“We are delighted to work with the University of Bath to bring into commission their ‘man-rated’, multiaxial simulation table,” comments Andy Prior, managing director from ServoTest. “This project has presented some keen control challenges for us as it requires very smooth operations at low loads. There needs to be very low noise (hydraulic/electrical) and distortion on the acceleration to ensure the test subjects are unaware of the motion simulation. The Servotest team have done a great job to provide technical solutions to these challenges that will provide the most realistic and effective testing for the University.”
The environmental chamber was designed and supplied by Temperature Applied Sciences, which is a UK manufacturer of bespoke Environmental Simulation Systems, with many decades’ of experience. The test chamber supplied to the University of Bath for the VSimulators platform has 14 independent control loops, covering temperature, humidity, air-flow, lighting plus a number of hot and cold radiators, which posed significant and unusual design challenges. All of the environmental variables are under programmable control, simulating an almost infinite variety of day and night scenarios. The remote plant and instrumentation packages are connected to the test chamber via flexible hoses and umbilical cables, while the test chamber has been designed to be rigid and lightweight to withstand the considerable force of the Servotest platform.
“I was very excited to learn that the University of Bath had again selected Temperature Applied Sciences to work on another project,” comments Timothy Stevens, technical director Temperature Applied Science. “The Test Chamber is very much the hub of the VSimulators, whereby all of the technologies converge. We were presented with two distinct challenges. Firstly, the Chamber had to be very light but also very rigid. Secondly, no less than 14 control loops were necessary, all of which had to be under programmable control. Our modular system was perfect for the application and has capacity to spare for any future enhancements.“
The 3D VR environments, created by simulation and virtual reality company Antycip, are projected onto three walls to create a realistic impression of living and working in a building space, including a modern apartment and an office with external views of a low rise city or a dense, high rise city. These scenes will enable participants to experience and respond to virtual surroundings, adjusted according to the time of day.
“Like the other organisations, Antycip is very pleased to be working with the University of Bath on this fascinating VSimulators project,” says Chris Waldron, UK regional manager, Antycip Simulation. “As with many of the professional grade VR projects that we are asked to work on, this came with a set of unique challenges; the image size and nature requirements, the confined area, the angle of projection, and the need to cope with the movement of the platform, all restricted the projector and lens choices, plus created a set of related engineering prescriptions that we had to work to.”

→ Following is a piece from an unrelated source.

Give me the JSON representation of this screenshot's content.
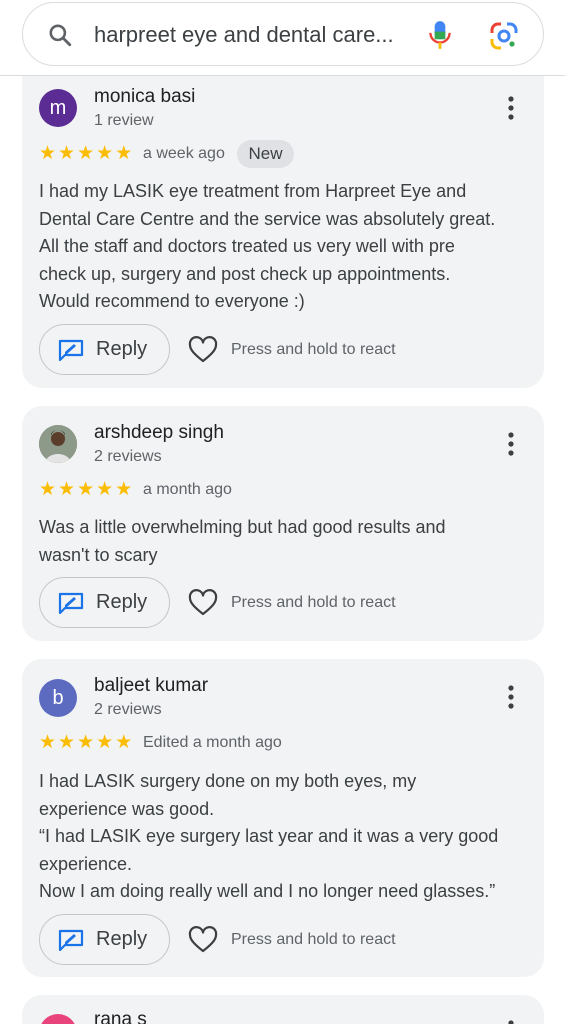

The EPSRC-funded project will also feature a VSimulator platform based at the University of Exeter, which will include a 4×4 metre ‘motion platform’ with in an 8×8 metre room. The

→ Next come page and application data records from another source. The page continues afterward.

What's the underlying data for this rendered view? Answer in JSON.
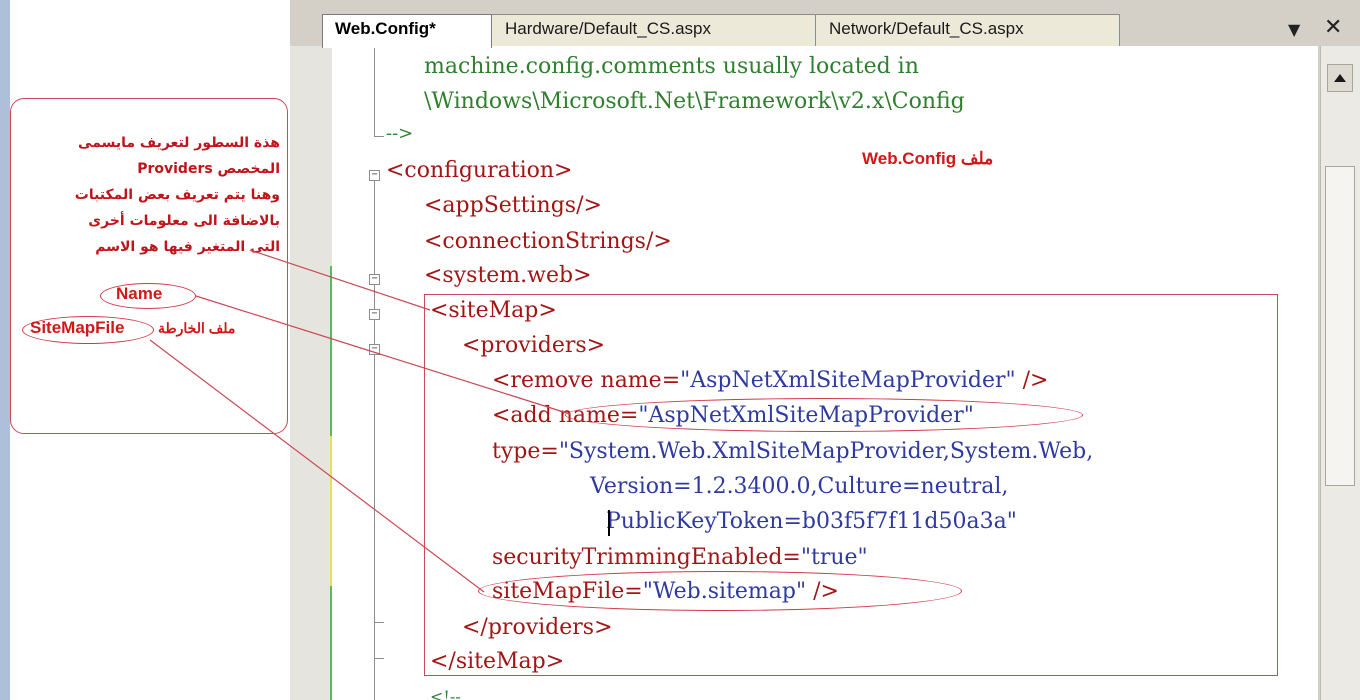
{
  "tabs": [
    {
      "label": "Web.Config*",
      "active": true
    },
    {
      "label": "Hardware/Default_CS.aspx",
      "active": false
    },
    {
      "label": "Network/Default_CS.aspx",
      "active": false
    }
  ],
  "tab_controls": {
    "menu_glyph": "▼",
    "close_glyph": "✕"
  },
  "code": {
    "comment_line1": "machine.config.comments usually located in",
    "comment_line2": "\\Windows\\Microsoft.Net\\Framework\\v2.x\\Config",
    "comment_end": "-->",
    "configuration": "<configuration>",
    "appSettings": "<appSettings/>",
    "connectionStrings": "<connectionStrings/>",
    "system_web": "<system.web>",
    "siteMap_open": "<siteMap>",
    "providers_open": "<providers>",
    "remove_tag": "<remove",
    "remove_attr": " name=",
    "remove_value": "\"AspNetXmlSiteMapProvider\"",
    "remove_close": " />",
    "add_tag": "<add ",
    "add_attr": "name=",
    "add_value": "\"AspNetXmlSiteMapProvider\"",
    "type_attr": "type=",
    "type_value": "\"System.Web.XmlSiteMapProvider,System.Web,",
    "version_line": "Version=1.2.3400.0,Culture=neutral,",
    "token_line": "PublicKeyToken=b03f5f7f11d50a3a\"",
    "security_attr": "securityTrimmingEnabled=",
    "security_value": "\"true\"",
    "sitemapfile_attr": "siteMapFile=",
    "sitemapfile_value": "\"Web.sitemap\"",
    "sitemapfile_close": " />",
    "providers_close": "</providers>",
    "siteMap_close": "</siteMap>",
    "next_comment": "<!--"
  },
  "annotations": {
    "title": "ملف Web.Config",
    "callout_lines": [
      "هذة السطور لتعريف مايسمى",
      "المخصص Providers",
      "وهنا يتم تعريف بعض المكتبات",
      "بالاضافة الى معلومات أخرى",
      "التى المتغير فيها هو الاسم"
    ],
    "name_label": "Name",
    "sitemapfile_label": "SiteMapFile",
    "sitemapfile_caption": "ملف الخارطة"
  },
  "colors": {
    "annotation_red": "#d01818",
    "xml_tag": "#a31515",
    "xml_value": "#2e3a9f",
    "comment": "#2f7f2f"
  }
}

VSimulators facility at the University of Exeter will also offer a fully instrumented floor to record pressure and movement in fine detail, as well as motion capture technology and immersive virtual reality capabilities for up to nine occupants, simultaneously.